──────── AVAILABLE DATA

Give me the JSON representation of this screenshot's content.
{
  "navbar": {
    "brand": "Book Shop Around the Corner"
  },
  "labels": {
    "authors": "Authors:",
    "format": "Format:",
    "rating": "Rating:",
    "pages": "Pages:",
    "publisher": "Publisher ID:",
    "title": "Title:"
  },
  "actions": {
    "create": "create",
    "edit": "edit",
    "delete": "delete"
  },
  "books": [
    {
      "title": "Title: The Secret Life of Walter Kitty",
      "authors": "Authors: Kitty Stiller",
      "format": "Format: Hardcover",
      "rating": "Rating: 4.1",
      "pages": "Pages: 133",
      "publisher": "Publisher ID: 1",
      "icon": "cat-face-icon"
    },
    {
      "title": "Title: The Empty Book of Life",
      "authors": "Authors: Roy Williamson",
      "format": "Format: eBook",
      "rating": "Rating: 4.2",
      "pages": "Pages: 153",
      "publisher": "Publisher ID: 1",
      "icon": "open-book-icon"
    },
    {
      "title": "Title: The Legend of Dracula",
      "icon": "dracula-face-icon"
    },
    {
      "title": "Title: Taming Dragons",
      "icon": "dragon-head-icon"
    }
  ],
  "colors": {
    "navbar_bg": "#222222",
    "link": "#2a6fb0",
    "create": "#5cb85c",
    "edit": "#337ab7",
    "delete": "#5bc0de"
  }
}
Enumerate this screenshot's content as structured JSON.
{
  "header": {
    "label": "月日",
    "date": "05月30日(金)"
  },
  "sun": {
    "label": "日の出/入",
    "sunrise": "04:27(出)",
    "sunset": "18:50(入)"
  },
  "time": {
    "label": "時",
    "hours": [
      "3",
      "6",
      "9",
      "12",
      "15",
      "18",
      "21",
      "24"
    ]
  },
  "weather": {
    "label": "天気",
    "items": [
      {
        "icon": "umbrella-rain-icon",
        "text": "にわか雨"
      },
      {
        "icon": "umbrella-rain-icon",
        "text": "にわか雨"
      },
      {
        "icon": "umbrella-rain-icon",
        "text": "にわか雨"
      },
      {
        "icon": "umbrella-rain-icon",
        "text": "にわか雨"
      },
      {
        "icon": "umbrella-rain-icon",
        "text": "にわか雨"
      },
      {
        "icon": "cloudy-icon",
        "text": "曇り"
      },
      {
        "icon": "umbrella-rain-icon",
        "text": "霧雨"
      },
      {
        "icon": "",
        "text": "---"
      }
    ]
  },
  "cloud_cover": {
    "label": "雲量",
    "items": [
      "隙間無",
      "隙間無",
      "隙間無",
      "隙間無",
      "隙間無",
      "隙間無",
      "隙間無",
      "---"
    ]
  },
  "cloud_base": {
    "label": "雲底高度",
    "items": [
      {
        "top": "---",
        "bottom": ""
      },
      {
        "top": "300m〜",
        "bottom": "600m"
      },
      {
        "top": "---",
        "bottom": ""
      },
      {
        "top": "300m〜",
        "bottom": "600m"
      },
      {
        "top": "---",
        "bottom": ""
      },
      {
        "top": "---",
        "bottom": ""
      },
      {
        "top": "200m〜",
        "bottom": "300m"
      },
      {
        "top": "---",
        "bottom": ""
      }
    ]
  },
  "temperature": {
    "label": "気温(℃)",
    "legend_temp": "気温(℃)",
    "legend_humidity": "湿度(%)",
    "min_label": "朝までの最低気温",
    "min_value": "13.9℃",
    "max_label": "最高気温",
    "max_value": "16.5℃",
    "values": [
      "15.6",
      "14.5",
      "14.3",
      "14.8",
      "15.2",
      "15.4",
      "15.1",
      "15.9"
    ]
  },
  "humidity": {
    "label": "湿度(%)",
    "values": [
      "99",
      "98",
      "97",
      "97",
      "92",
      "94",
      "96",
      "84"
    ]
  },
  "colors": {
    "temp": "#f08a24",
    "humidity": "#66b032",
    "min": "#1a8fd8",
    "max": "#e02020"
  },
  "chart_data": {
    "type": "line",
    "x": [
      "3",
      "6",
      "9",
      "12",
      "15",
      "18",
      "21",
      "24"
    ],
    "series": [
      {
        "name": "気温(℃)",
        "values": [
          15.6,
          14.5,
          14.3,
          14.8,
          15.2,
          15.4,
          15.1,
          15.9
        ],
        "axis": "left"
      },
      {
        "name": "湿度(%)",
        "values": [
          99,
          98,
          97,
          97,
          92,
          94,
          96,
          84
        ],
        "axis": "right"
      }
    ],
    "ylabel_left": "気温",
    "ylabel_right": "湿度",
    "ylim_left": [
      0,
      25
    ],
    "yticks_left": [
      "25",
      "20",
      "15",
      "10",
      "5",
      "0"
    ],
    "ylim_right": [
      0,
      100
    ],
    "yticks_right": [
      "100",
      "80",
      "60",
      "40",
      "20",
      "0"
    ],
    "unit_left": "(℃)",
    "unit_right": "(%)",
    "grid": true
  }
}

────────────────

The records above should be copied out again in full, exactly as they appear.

▸ **ANSWER SPACE**
Give me the JSON representation of this screenshot's content.
{
  "navbar": {
    "brand": "Book Shop Around the Corner"
  },
  "labels": {
    "authors": "Authors:",
    "format": "Format:",
    "rating": "Rating:",
    "pages": "Pages:",
    "publisher": "Publisher ID:",
    "title": "Title:"
  },
  "actions": {
    "create": "create",
    "edit": "edit",
    "delete": "delete"
  },
  "books": [
    {
      "title": "Title: The Secret Life of Walter Kitty",
      "authors": "Authors: Kitty Stiller",
      "format": "Format: Hardcover",
      "rating": "Rating: 4.1",
      "pages": "Pages: 133",
      "publisher": "Publisher ID: 1",
      "icon": "cat-face-icon"
    },
    {
      "title": "Title: The Empty Book of Life",
      "authors": "Authors: Roy Williamson",
      "format": "Format: eBook",
      "rating": "Rating: 4.2",
      "pages": "Pages: 153",
      "publisher": "Publisher ID: 1",
      "icon": "open-book-icon"
    },
    {
      "title": "Title: The Legend of Dracula",
      "icon": "dracula-face-icon"
    },
    {
      "title": "Title: Taming Dragons",
      "icon": "dragon-head-icon"
    }
  ],
  "colors": {
    "navbar_bg": "#222222",
    "link": "#2a6fb0",
    "create": "#5cb85c",
    "edit": "#337ab7",
    "delete": "#5bc0de"
  }
}
Enumerate this screenshot's content as structured JSON.
{
  "header": {
    "label": "月日",
    "date": "05月30日(金)"
  },
  "sun": {
    "label": "日の出/入",
    "sunrise": "04:27(出)",
    "sunset": "18:50(入)"
  },
  "time": {
    "label": "時",
    "hours": [
      "3",
      "6",
      "9",
      "12",
      "15",
      "18",
      "21",
      "24"
    ]
  },
  "weather": {
    "label": "天気",
    "items": [
      {
        "icon": "umbrella-rain-icon",
        "text": "にわか雨"
      },
      {
        "icon": "umbrella-rain-icon",
        "text": "にわか雨"
      },
      {
        "icon": "umbrella-rain-icon",
        "text": "にわか雨"
      },
      {
        "icon": "umbrella-rain-icon",
        "text": "にわか雨"
      },
      {
        "icon": "umbrella-rain-icon",
        "text": "にわか雨"
      },
      {
        "icon": "cloudy-icon",
        "text": "曇り"
      },
      {
        "icon": "umbrella-rain-icon",
        "text": "霧雨"
      },
      {
        "icon": "",
        "text": "---"
      }
    ]
  },
  "cloud_cover": {
    "label": "雲量",
    "items": [
      "隙間無",
      "隙間無",
      "隙間無",
      "隙間無",
      "隙間無",
      "隙間無",
      "隙間無",
      "---"
    ]
  },
  "cloud_base": {
    "label": "雲底高度",
    "items": [
      {
        "top": "---",
        "bottom": ""
      },
      {
        "top": "300m〜",
        "bottom": "600m"
      },
      {
        "top": "---",
        "bottom": ""
      },
      {
        "top": "300m〜",
        "bottom": "600m"
      },
      {
        "top": "---",
        "bottom": ""
      },
      {
        "top": "---",
        "bottom": ""
      },
      {
        "top": "200m〜",
        "bottom": "300m"
      },
      {
        "top": "---",
        "bottom": ""
      }
    ]
  },
  "temperature": {
    "label": "気温(℃)",
    "legend_temp": "気温(℃)",
    "legend_humidity": "湿度(%)",
    "min_label": "朝までの最低気温",
    "min_value": "13.9℃",
    "max_label": "最高気温",
    "max_value": "16.5℃",
    "values": [
      "15.6",
      "14.5",
      "14.3",
      "14.8",
      "15.2",
      "15.4",
      "15.1",
      "15.9"
    ]
  },
  "humidity": {
    "label": "湿度(%)",
    "values": [
      "99",
      "98",
      "97",
      "97",
      "92",
      "94",
      "96",
      "84"
    ]
  },
  "colors": {
    "temp": "#f08a24",
    "humidity": "#66b032",
    "min": "#1a8fd8",
    "max": "#e02020"
  },
  "chart_data": {
    "type": "line",
    "x": [
      "3",
      "6",
      "9",
      "12",
      "15",
      "18",
      "21",
      "24"
    ],
    "series": [
      {
        "name": "気温(℃)",
        "values": [
          15.6,
          14.5,
          14.3,
          14.8,
          15.2,
          15.4,
          15.1,
          15.9
        ],
        "axis": "left"
      },
      {
        "name": "湿度(%)",
        "values": [
          99,
          98,
          97,
          97,
          92,
          94,
          96,
          84
        ],
        "axis": "right"
      }
    ],
    "ylabel_left": "気温",
    "ylabel_right": "湿度",
    "ylim_left": [
      0,
      25
    ],
    "yticks_left": [
      "25",
      "20",
      "15",
      "10",
      "5",
      "0"
    ],
    "ylim_right": [
      0,
      100
    ],
    "yticks_right": [
      "100",
      "80",
      "60",
      "40",
      "20",
      "0"
    ],
    "unit_left": "(℃)",
    "unit_right": "(%)",
    "grid": true
  }
}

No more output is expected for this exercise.